Hugh Myddelton Jacobean Welsh entrepreneur, goldsmith, banker and self-taught engineer. Best remembered as the driving force behind the construction of the New River an ambitious engineering project to bring clean water from the River Lea in Ware in Hertfordshire to New River Head in Islington and London. Statues on Holborn Viaduct and at Islington Green. Streets, squares and schools named after him.

Edmund Tylney Master of the Revels in Elizabethan England. Responsible for vetting plays and playwrights and ensuring censorship of controversial topics. Offices based in St John’s Gate.

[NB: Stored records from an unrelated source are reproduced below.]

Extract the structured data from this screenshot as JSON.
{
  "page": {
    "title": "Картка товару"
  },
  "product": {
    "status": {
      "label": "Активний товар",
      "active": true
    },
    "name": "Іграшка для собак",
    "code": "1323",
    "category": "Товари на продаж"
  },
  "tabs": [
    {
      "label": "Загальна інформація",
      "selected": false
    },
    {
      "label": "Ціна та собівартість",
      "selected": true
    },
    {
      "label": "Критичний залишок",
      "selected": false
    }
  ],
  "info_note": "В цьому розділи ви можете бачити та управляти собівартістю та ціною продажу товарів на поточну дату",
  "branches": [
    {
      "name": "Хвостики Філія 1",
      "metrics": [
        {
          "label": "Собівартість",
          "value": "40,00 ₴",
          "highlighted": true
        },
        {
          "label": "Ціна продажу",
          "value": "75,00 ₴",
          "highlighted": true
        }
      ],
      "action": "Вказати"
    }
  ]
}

John Betjeman Founder member of The Victorian Society, he saved some buildings from demolition such as St Pancras Hotel. Lived at Cloth Fair because he thought it was the most historic part of London. Betjeman was a parishioner and hospital visitor.


The Processione della Madonna del Carmine (Procession of Our Lady of Mount Carmel) Since the 1880s there has been an Italian carnival each July. The Processione della Madonna del Carmine (Procession of Our Lady of Mount Carmel) goes around the St Peter’s Church. Thousands come out to watch and each statue is greeted with great applause.

Clerkenwell Design Festival Annual festival showcasing the best in design of architects, interiors, furniture and building professionals. Most based in the local area.

For more information

St John’s Gate Museum Open Wednesday – Saturday 10.00am – 5.00pm. Tours also available.

Charterhouse Tours take place each day at 11:00am and 2:15pm Tuesdays to Saturdays

St Bartholomew’s Hospital Museum

Museum opening hours are normally Tuesday-Friday, 10am – 4pm.